CHICAGO — The Stanley Cup, which has been on more adventures than perhaps any other piece of championship hardware, made its first appearance in a gay-themed event last weekend.
The Chicago Gay Hockey Association invited the Blackhawks to join Sunday’s Gay Pride Parade after the team won its first Stanley Cup title since 1961 — and the team said yes. So did the Chicago Cubs, who had their own float in the parade for the first time.
According to the Hockey Hall of Fame’s Phil Pritchard, it marked the first time the NHL’s championship trophy has been on display at a gay-themed event.
“We are thrilled that it worked out as it’s important for the city and important for the franchise,” Blackhawks spokesman Adam Rogowin said.
Defenseman Brent Sopel and his wife, Kelly, accompanied the Cup on a float in the parade. Sopel, who was traded last week to Atlanta, is a 33-year-old father of three who said he volunteered to honor the late son of Toronto general manager Brian Burke, his former boss in Vancouver.
Brendan Burke, 21, was killed in an auto accident in February, just three months after publicly disclosing his homosexuality.

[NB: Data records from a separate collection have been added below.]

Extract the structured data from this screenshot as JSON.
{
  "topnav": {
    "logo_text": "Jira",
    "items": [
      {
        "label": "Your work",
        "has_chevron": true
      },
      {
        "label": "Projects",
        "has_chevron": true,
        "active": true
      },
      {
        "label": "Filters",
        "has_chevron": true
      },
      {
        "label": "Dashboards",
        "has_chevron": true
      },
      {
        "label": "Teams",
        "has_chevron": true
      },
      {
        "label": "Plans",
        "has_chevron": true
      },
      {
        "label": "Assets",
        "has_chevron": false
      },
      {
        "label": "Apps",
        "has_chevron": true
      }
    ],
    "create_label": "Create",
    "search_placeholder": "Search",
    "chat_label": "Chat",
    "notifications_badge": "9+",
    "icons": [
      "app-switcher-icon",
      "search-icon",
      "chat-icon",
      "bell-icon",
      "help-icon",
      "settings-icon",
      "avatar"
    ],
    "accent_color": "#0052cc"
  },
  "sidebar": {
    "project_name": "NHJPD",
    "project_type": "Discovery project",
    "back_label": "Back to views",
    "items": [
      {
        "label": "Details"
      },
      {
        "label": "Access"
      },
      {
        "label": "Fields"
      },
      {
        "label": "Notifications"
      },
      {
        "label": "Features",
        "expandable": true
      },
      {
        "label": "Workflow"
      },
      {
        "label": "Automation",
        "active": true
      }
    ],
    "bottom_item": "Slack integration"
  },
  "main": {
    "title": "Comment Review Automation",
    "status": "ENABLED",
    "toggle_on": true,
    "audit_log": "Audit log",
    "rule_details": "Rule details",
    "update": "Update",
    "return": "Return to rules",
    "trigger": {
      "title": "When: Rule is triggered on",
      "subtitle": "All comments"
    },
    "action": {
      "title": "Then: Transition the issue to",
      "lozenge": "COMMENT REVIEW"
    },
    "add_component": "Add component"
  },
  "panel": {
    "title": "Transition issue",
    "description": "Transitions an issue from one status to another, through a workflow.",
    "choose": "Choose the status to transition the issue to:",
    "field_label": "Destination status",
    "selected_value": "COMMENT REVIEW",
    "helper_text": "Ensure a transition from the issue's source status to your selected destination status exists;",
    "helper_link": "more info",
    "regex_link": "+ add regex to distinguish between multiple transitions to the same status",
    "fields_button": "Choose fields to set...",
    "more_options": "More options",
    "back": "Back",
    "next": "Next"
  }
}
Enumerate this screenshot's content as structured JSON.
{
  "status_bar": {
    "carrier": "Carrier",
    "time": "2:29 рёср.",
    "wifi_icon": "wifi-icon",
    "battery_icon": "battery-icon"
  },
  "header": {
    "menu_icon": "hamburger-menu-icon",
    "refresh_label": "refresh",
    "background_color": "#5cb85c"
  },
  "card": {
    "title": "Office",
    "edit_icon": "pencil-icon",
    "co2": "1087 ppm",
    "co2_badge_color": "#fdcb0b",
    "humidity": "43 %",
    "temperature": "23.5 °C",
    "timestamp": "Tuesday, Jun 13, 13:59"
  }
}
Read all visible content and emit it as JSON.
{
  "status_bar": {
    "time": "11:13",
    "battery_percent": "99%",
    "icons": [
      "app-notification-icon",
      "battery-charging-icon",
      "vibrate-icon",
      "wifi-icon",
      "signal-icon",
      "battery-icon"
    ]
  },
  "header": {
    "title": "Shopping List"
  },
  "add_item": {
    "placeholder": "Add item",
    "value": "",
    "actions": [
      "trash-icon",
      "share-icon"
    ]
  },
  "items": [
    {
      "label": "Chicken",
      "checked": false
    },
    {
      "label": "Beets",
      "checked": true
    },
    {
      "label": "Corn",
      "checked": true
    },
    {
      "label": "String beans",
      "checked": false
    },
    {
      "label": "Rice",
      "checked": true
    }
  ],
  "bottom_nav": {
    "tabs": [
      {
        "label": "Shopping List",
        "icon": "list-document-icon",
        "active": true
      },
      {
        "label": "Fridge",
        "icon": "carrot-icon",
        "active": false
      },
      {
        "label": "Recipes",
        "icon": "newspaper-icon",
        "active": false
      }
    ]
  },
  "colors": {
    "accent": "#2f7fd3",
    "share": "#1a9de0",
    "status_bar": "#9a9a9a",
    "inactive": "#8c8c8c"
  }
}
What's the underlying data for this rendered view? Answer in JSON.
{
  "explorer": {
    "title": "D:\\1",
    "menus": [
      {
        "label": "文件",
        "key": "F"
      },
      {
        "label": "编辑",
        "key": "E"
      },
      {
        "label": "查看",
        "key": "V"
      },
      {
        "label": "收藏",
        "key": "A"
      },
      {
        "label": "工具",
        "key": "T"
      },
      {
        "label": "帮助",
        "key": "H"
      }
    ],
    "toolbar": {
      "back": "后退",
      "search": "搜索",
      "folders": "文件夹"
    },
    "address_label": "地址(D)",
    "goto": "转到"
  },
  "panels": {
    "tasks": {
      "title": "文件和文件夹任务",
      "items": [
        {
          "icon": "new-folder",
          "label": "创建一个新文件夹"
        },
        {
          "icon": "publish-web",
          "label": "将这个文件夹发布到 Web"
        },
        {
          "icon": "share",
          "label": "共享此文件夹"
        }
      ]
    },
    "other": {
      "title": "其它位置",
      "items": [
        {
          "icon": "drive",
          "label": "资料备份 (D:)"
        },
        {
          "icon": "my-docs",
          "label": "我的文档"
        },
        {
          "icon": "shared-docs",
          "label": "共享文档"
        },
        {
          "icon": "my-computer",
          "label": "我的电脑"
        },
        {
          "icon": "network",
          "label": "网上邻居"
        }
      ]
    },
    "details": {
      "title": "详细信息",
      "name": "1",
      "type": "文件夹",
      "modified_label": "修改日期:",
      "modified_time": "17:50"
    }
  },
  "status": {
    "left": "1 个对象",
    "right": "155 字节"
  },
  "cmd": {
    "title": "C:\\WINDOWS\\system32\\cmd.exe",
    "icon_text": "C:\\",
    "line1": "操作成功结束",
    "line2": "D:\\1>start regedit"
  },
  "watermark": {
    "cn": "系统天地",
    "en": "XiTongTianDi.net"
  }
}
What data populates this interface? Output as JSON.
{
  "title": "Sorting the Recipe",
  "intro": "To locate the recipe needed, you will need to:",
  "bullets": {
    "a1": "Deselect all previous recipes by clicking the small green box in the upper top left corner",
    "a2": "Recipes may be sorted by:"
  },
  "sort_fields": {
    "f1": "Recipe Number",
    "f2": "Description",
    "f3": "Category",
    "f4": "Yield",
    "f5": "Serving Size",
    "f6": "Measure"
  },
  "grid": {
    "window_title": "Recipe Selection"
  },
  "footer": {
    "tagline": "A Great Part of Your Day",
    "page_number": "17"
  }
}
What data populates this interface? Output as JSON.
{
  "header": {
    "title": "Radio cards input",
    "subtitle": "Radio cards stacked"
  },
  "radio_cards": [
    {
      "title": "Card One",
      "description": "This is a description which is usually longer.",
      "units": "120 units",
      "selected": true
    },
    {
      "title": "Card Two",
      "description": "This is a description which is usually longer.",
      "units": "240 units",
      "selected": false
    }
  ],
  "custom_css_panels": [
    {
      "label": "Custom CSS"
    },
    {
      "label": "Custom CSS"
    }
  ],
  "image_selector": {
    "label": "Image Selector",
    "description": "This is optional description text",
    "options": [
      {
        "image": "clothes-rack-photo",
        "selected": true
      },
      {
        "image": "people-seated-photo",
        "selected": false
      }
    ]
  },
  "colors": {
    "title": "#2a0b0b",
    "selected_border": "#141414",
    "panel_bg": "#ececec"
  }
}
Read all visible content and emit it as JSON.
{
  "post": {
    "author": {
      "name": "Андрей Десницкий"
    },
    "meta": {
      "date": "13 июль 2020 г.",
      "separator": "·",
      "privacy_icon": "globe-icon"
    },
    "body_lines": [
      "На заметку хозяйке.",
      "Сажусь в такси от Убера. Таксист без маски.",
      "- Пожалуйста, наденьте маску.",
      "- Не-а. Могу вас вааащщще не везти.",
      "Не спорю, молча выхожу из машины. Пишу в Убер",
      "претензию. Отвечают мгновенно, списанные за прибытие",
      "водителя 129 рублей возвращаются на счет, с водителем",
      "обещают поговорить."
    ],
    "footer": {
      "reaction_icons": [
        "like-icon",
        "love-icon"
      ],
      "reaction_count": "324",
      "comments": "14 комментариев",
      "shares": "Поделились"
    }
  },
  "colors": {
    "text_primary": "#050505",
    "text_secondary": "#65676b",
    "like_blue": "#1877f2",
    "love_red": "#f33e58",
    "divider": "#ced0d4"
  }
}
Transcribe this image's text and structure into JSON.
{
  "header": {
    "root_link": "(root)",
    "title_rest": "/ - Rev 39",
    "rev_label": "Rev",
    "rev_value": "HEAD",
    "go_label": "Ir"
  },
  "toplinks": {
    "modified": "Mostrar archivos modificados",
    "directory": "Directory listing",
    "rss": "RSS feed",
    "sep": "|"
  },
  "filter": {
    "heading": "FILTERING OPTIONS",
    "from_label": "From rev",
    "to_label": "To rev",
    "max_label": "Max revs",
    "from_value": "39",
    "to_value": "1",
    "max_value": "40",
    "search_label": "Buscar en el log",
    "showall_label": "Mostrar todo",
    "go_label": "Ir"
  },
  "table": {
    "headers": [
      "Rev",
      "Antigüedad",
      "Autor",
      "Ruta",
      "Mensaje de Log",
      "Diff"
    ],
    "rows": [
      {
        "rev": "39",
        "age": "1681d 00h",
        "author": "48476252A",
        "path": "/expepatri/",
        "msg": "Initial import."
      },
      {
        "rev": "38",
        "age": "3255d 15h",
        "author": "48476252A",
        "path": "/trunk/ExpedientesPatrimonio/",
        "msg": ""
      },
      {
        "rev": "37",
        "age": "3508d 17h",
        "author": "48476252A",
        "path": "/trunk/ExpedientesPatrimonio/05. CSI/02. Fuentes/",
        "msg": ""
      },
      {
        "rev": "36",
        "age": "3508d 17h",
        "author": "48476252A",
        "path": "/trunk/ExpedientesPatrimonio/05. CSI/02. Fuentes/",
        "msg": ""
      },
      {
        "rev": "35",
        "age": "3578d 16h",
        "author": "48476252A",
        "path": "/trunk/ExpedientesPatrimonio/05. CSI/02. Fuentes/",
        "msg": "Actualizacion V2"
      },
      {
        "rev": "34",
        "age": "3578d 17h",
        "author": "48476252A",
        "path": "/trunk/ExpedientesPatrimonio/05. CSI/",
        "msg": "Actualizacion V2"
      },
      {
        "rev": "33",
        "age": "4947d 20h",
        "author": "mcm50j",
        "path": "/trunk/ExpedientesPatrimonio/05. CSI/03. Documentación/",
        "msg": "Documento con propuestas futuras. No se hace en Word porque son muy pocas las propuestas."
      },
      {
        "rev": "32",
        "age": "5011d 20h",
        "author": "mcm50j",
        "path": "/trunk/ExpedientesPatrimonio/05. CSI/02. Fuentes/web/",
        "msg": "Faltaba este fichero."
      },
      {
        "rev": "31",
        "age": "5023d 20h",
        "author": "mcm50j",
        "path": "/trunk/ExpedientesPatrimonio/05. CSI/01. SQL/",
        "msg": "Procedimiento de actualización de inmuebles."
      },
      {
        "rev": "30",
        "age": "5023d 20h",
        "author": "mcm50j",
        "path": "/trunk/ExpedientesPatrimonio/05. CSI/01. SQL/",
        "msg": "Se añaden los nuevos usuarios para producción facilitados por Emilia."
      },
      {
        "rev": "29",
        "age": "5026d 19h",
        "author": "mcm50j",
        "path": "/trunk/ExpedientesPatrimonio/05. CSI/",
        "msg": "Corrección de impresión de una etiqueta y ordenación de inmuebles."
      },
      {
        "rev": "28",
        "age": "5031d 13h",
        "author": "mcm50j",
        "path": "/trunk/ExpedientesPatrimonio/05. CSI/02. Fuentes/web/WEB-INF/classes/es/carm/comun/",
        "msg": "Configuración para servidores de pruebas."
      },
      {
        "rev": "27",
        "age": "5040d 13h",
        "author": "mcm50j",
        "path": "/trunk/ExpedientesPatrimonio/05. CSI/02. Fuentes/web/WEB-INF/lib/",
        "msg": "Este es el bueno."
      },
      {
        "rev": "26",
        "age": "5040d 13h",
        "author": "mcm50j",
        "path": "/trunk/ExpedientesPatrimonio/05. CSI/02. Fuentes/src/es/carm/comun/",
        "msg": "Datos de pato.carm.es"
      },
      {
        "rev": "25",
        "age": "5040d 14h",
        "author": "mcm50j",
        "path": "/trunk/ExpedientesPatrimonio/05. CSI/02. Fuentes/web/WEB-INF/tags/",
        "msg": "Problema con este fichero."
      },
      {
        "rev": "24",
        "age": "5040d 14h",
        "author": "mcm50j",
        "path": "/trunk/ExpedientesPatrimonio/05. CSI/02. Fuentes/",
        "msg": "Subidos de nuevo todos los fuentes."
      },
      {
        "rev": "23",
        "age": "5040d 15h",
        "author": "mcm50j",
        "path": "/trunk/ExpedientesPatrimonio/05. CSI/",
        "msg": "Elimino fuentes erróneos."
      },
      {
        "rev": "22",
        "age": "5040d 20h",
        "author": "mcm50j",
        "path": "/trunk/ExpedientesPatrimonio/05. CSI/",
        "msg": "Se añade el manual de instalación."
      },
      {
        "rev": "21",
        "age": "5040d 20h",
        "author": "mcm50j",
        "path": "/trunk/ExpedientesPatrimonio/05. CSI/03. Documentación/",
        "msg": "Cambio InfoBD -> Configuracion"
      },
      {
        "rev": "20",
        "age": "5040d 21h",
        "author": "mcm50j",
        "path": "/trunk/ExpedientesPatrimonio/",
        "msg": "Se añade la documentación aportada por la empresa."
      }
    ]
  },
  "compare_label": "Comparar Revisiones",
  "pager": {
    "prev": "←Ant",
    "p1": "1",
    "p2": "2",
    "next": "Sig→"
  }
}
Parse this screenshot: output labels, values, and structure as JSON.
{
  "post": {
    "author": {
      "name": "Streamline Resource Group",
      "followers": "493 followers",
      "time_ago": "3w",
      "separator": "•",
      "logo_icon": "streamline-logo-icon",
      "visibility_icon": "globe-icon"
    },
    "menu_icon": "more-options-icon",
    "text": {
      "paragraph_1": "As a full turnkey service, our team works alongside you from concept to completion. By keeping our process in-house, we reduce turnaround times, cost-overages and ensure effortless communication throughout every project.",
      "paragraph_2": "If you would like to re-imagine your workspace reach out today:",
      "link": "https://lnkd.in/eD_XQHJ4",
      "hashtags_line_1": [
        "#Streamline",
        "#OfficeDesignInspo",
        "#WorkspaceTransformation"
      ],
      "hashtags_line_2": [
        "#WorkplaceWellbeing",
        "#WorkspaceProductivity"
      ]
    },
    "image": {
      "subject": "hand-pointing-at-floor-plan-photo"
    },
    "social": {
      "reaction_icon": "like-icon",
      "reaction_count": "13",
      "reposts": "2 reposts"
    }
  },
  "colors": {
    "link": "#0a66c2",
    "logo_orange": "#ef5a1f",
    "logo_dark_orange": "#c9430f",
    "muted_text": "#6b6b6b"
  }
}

“Anybody who has had to bury a child has suffered a heartbreak and this was the first thing that came to mind,” Sopel said. “Everything that happened last year with Brendan coming out last year and dying three months later, it was a tragedy.”